** WHAT IS EXPECTED **
Please count the lines in these records that contain "bubble" and give only that count.

**** INPUT RECORDS ****

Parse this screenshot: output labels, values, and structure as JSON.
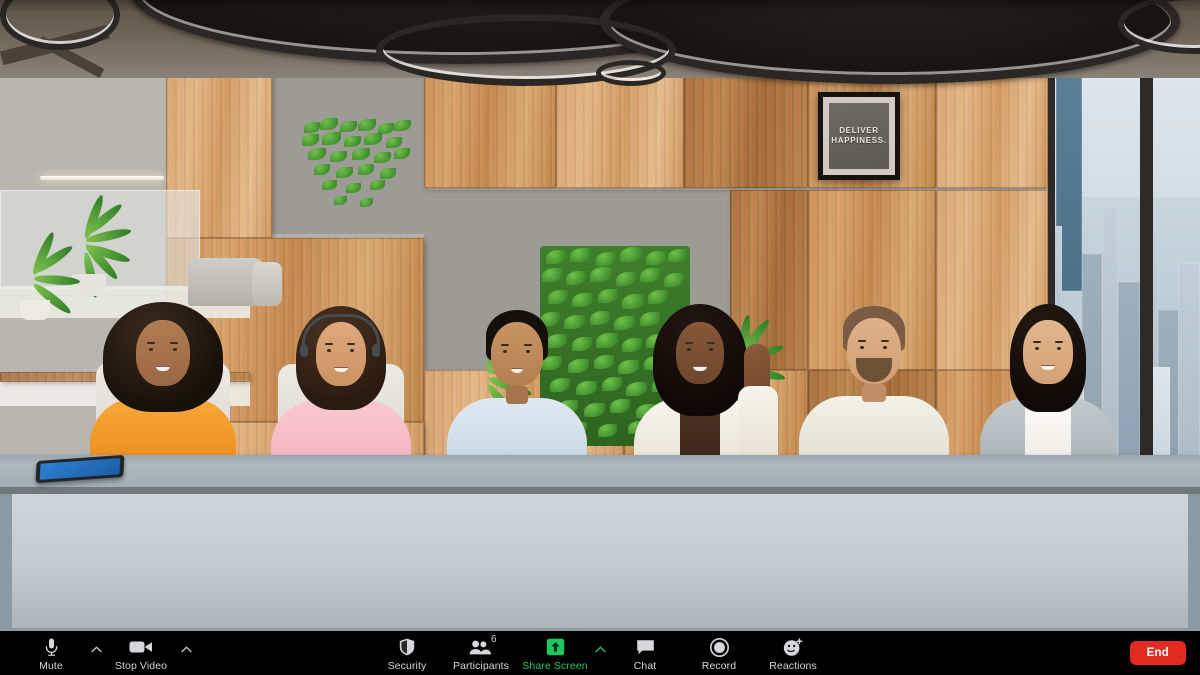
{
  "meeting": {
    "view": "Gallery video of conference room",
    "participants_shown": 6
  },
  "room": {
    "poster": {
      "line1": "DELIVER",
      "line2": "HAPPINESS."
    },
    "people": [
      {
        "name": "participant-1",
        "top_color": "#f59b27",
        "hair_color": "#221913",
        "skin": "#a8724c"
      },
      {
        "name": "participant-2",
        "top_color": "#f6c3cd",
        "hair_color": "#3a271c",
        "skin": "#d6a179",
        "headset": "yes"
      },
      {
        "name": "participant-3",
        "top_color": "#cfdce8",
        "hair_color": "#19130f",
        "skin": "#c08a5e"
      },
      {
        "name": "participant-4",
        "top_color": "#f2efe7",
        "hair_color": "#140e0a",
        "skin": "#7a4c2e"
      },
      {
        "name": "participant-5",
        "top_color": "#eceae1",
        "hair_color": "#6d5340",
        "skin": "#d8a77f"
      },
      {
        "name": "participant-6",
        "top_color": "#b9c2c6",
        "hair_color": "#130e0c",
        "skin": "#dcae88"
      }
    ]
  },
  "toolbar": {
    "background": "#000000",
    "mute": {
      "label": "Mute",
      "icon": "microphone-icon",
      "caret": "chevron-up-icon"
    },
    "video": {
      "label": "Stop Video",
      "icon": "camera-icon",
      "caret": "chevron-up-icon"
    },
    "security": {
      "label": "Security",
      "icon": "shield-icon"
    },
    "participants": {
      "label": "Participants",
      "icon": "people-icon",
      "count": "6"
    },
    "share": {
      "label": "Share Screen",
      "icon": "share-arrow-icon",
      "caret": "chevron-up-icon",
      "accent": "#1ec760"
    },
    "chat": {
      "label": "Chat",
      "icon": "chat-bubble-icon"
    },
    "record": {
      "label": "Record",
      "icon": "record-circle-icon"
    },
    "reactions": {
      "label": "Reactions",
      "icon": "smiley-plus-icon"
    },
    "end": {
      "label": "End",
      "color": "#e02b20"
    }
  }
}
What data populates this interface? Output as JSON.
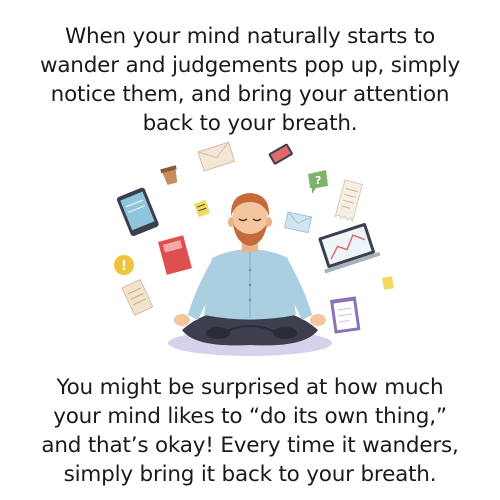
{
  "top_text": [
    "When your mind naturally starts to",
    "wander and judgements pop up, simply",
    "notice them, and bring your attention",
    "back to your breath."
  ],
  "bottom_text": [
    "You might be surprised at how much",
    "your mind likes to “do its own thing,”",
    "and that’s okay! Every time it wanders,",
    "simply bring it back to your breath."
  ],
  "illustration": {
    "subject": "meditating-man-icon",
    "floating_items": [
      "envelope-icon",
      "phone-icon",
      "coffee-cup-icon",
      "question-bubble-icon",
      "receipt-icon",
      "tablet-icon",
      "notebook-icon",
      "sticky-note-icon",
      "exclamation-bubble-icon",
      "laptop-chart-icon",
      "clipboard-icon",
      "document-icon"
    ]
  },
  "colors": {
    "text": "#1a1a1a",
    "shirt": "#a9cfe0",
    "skin": "#f3c6a0",
    "hair": "#c76a3a",
    "pants": "#3d3f4e",
    "cushion": "#d6d2ec"
  }
}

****

** EXERCISE OUTPUT **
3